but deliver us from evil.
For thine is the kingdom and the power and the glory forever and ever. Amen.
“The Lord Jesus breathed on His disciples and said, ‘Receive the Holy Spirit. If you forgive anyone his sins, they are forgiven; if you do not forgive them, they are not forgiven’” [St John 20:22-23].
The holy Evangelists Matthew, Mark, Luke and St. Paul write: Our Lord Jesus Christ, on the night when He was betrayed, took bread, and when He had given thanks, He broke it and gave it to the disciples and said: “Take, eat; this is My body, which is given for you. This do in remembrance of Me.” In the same way also he took the cup after supper, and when He had given thanks, He gave it to them, saying, “Drink of it, all of you; this cup is the new testament in My blood, which is shed for you for the forgiveness of sins. This do, as often as you drink it, in remembrance of Me.” [This is a compilation of the accounts of the Lord’s Supper from St Matthew 26:26-28; St Mark 14:22-24; St Luke 22:19-20; 1 Corinthians 11:23-26]
The Lutheran Church subscribes unconditionally to the 1580 Book of Concord as “a true and unadulterated statement and exposition of the Word of God.” The Book of Concord consists of ten documents.
- The Apostles Creed (3rd Century)
- The Nicene Creed (325 AD)
- The Athanasian Creed
- The Augsburg Confession (Philip Melanchthon, 1530)
- The Apology (Defense) of the Augsburg Confession (Philip Melanchthon, 1531)
- The Small Catechism (Martin Luther, 1529)
- The Large Catechism (Martin Luther, 1529)
- The Smalcald Articles (Martin Luther, 1537)
- The Treatise on the Power and the Primacy of the Pope (Philip Melanchthon, 1537)
- The Formula of Concord (1577)

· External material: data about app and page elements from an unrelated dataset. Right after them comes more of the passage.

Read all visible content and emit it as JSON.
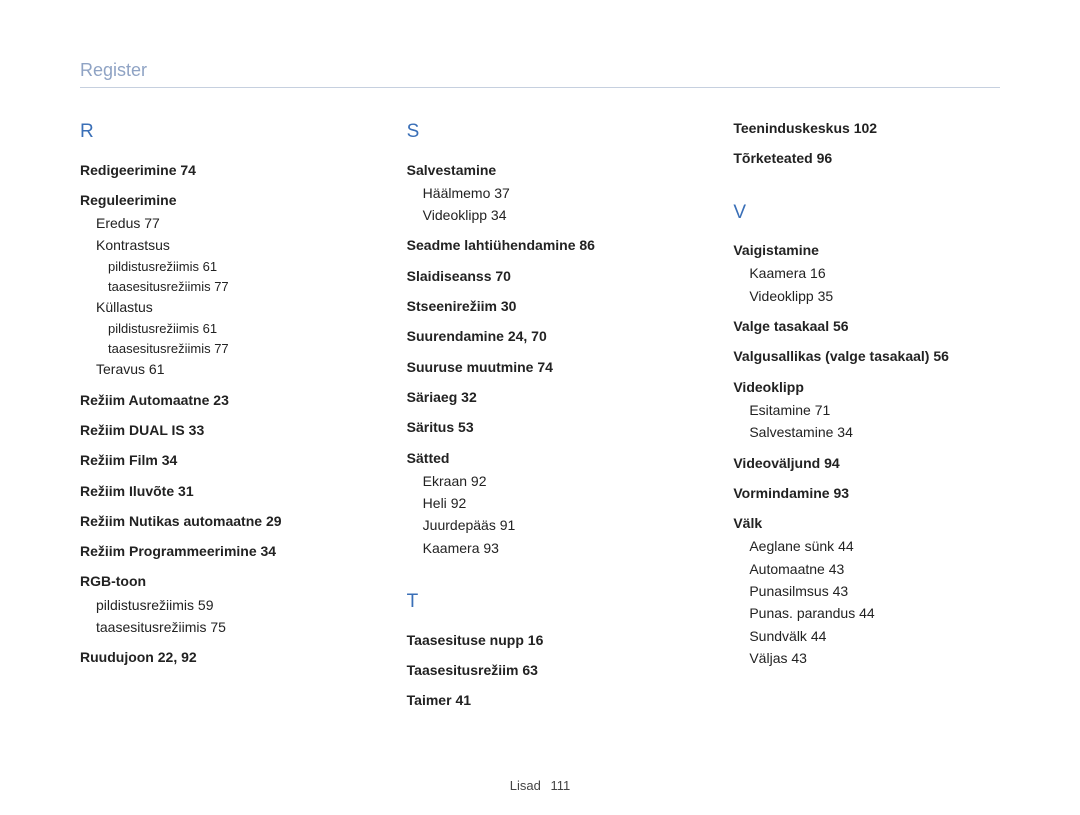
{
  "header": "Register",
  "footer": {
    "label": "Lisad",
    "page": "111"
  },
  "columns": [
    {
      "sections": [
        {
          "letter": "R",
          "entries": [
            {
              "label": "Redigeerimine",
              "pages": "74"
            },
            {
              "label": "Reguleerimine",
              "subs": [
                {
                  "label": "Eredus",
                  "pages": "77"
                },
                {
                  "label": "Kontrastsus",
                  "subs": [
                    {
                      "label": "pildistusrežiimis",
                      "pages": "61"
                    },
                    {
                      "label": "taasesitusrežiimis",
                      "pages": "77"
                    }
                  ]
                },
                {
                  "label": "Küllastus",
                  "subs": [
                    {
                      "label": "pildistusrežiimis",
                      "pages": "61"
                    },
                    {
                      "label": "taasesitusrežiimis",
                      "pages": "77"
                    }
                  ]
                },
                {
                  "label": "Teravus",
                  "pages": "61"
                }
              ]
            },
            {
              "label": "Režiim Automaatne",
              "pages": "23"
            },
            {
              "label": "Režiim DUAL IS",
              "pages": "33"
            },
            {
              "label": "Režiim Film",
              "pages": "34"
            },
            {
              "label": "Režiim Iluvõte",
              "pages": "31"
            },
            {
              "label": "Režiim Nutikas automaatne",
              "pages": "29"
            },
            {
              "label": "Režiim Programmeerimine",
              "pages": "34"
            },
            {
              "label": "RGB-toon",
              "subs": [
                {
                  "label": "pildistusrežiimis",
                  "pages": "59"
                },
                {
                  "label": "taasesitusrežiimis",
                  "pages": "75"
                }
              ]
            },
            {
              "label": "Ruudujoon",
              "pages": "22, 92"
            }
          ]
        }
      ]
    },
    {
      "sections": [
        {
          "letter": "S",
          "entries": [
            {
              "label": "Salvestamine",
              "subs": [
                {
                  "label": "Häälmemo",
                  "pages": "37"
                },
                {
                  "label": "Videoklipp",
                  "pages": "34"
                }
              ]
            },
            {
              "label": "Seadme lahtiühendamine",
              "pages": "86"
            },
            {
              "label": "Slaidiseanss",
              "pages": "70"
            },
            {
              "label": "Stseenirežiim",
              "pages": "30"
            },
            {
              "label": "Suurendamine",
              "pages": "24, 70"
            },
            {
              "label": "Suuruse muutmine",
              "pages": "74"
            },
            {
              "label": "Säriaeg",
              "pages": "32"
            },
            {
              "label": "Säritus",
              "pages": "53"
            },
            {
              "label": "Sätted",
              "subs": [
                {
                  "label": "Ekraan",
                  "pages": "92"
                },
                {
                  "label": "Heli",
                  "pages": "92"
                },
                {
                  "label": "Juurdepääs",
                  "pages": "91"
                },
                {
                  "label": "Kaamera",
                  "pages": "93"
                }
              ]
            }
          ]
        },
        {
          "letter": "T",
          "entries": [
            {
              "label": "Taasesituse nupp",
              "pages": "16"
            },
            {
              "label": "Taasesitusrežiim",
              "pages": "63"
            },
            {
              "label": "Taimer",
              "pages": "41"
            }
          ]
        }
      ]
    },
    {
      "sections": [
        {
          "entries": [
            {
              "label": "Teeninduskeskus",
              "pages": "102"
            },
            {
              "label": "Tõrketeated",
              "pages": "96"
            }
          ]
        },
        {
          "letter": "V",
          "entries": [
            {
              "label": "Vaigistamine",
              "subs": [
                {
                  "label": "Kaamera",
                  "pages": "16"
                },
                {
                  "label": "Videoklipp",
                  "pages": "35"
                }
              ]
            },
            {
              "label": "Valge tasakaal",
              "pages": "56"
            },
            {
              "label": "Valgusallikas (valge tasakaal)",
              "pages": "56"
            },
            {
              "label": "Videoklipp",
              "subs": [
                {
                  "label": "Esitamine",
                  "pages": "71"
                },
                {
                  "label": "Salvestamine",
                  "pages": "34"
                }
              ]
            },
            {
              "label": "Videoväljund",
              "pages": "94"
            },
            {
              "label": "Vormindamine",
              "pages": "93"
            },
            {
              "label": "Välk",
              "subs": [
                {
                  "label": "Aeglane sünk",
                  "pages": "44"
                },
                {
                  "label": "Automaatne",
                  "pages": "43"
                },
                {
                  "label": "Punasilmsus",
                  "pages": "43"
                },
                {
                  "label": "Punas. parandus",
                  "pages": "44"
                },
                {
                  "label": "Sundvälk",
                  "pages": "44"
                },
                {
                  "label": "Väljas",
                  "pages": "43"
                }
              ]
            }
          ]
        }
      ]
    }
  ]
}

The entire Book of Concord can be viewed online here.
(The “Beliefs” section is used by permission from the Website of Hope Lutheran Church in Aurora, Colorado.)